The use of USDT on Aave has been powered by various lending solutions that could potentially support the development of an alternative financial ecosystem, the release stated.
It added that US-dollar pegged stablecoin provides depositors with a rate of 6.37% APY interest on their USDT holdings without giving up custody of their funds.
Stani Kulechov, CEO at Aave, claims:
“Our depositors receive the highest average yield on stablecoins with USDT… most protocol fees have been collected with USDT and part of them redistributed back to integrators who are building new DeFi products by taking advantage of the DeFi composability.”
Paolo Ardoino, CTO at Tether, says that USDT is “the reserve currency of crypto and DeFi.”
USDT’s market cap has grown over 4x from around $2 billion in February of last year to presently almost $9 billion. Tether works with Algorand, Ethereum, EOS, Liquid Network, Omni and Tron.
Tether and its sister company Bitfinex, a major digital asset exchange, were subpoenaed by the US Commodity Futures Trading Commission (CFTC) back in December 2017.
A document posted on Tether’s official website at that time revealed that it had about $443 million in its company bank accounts as of September 15, 2018.
At the time of the audit, which was performed by Friedman LLP, Tether’s USDT tokens in circulation had been valued at $420 million that day. However, Tether was not able to verify whether it actually held the $2.3 billion in deposits in order to fully back the USDT it had issued at that time.

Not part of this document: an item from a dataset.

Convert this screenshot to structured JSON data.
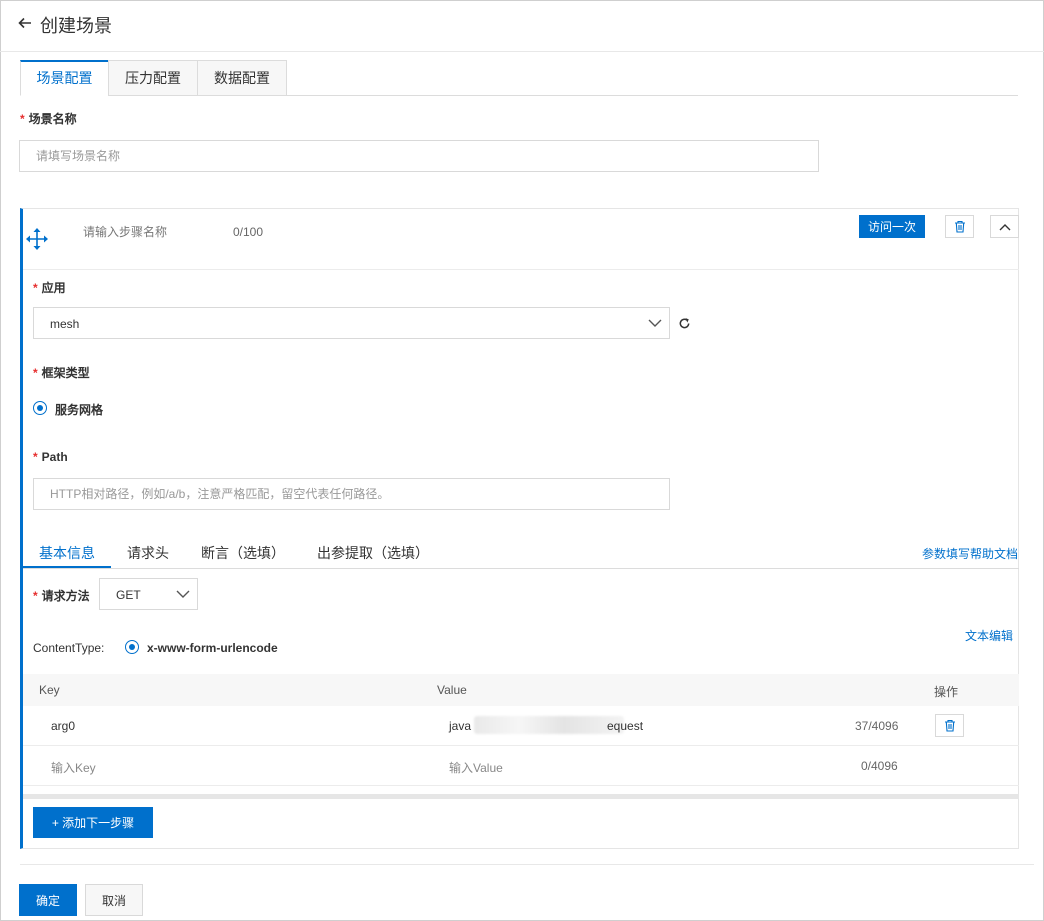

Later on, Tether said that its USDT wasn’t fully backed by US dollar reserves. Instead, the stablecoin was about 70% backed with USD reserves and the remaining was backed by “cash equivalents,” the company had claimed.
Throughout the years, Tether and Bitfinex appear to have experienced significant problems with how they manage their business operations. They had been working with a digital currency payment processor called Crypto Capital which allegedly lost hundreds of millions of dollars worth of funds belonging to Bitfinex.
In October 2019, Oz Yosef, principal at Crypto Capital, was charged with three criminal counts by the US Attorney’s Office of the Southern District of New York.
Ivan Manuel Molina Lee, president at Crypto Capital, was also taken into police custody in Poland. He was charged with conspiracy to commit bank fraud, and for running an unauthorized money transmitting service.
Crypto Capital had allegedly been serving as Bitfinex’s payment processor, and reportedly managed to lose the exchange’s $850 million it was holding, a scandal that also involved Tether.
Stuart Hoegner, Bitfinex’s general counsel, had claimed that the exchange was a victim of fraud.
However, the NY Attorney General’s Office has alleged that Bitfinex inappropriately used Tether’s funds, in an attempt to cover up for the $850 million loss.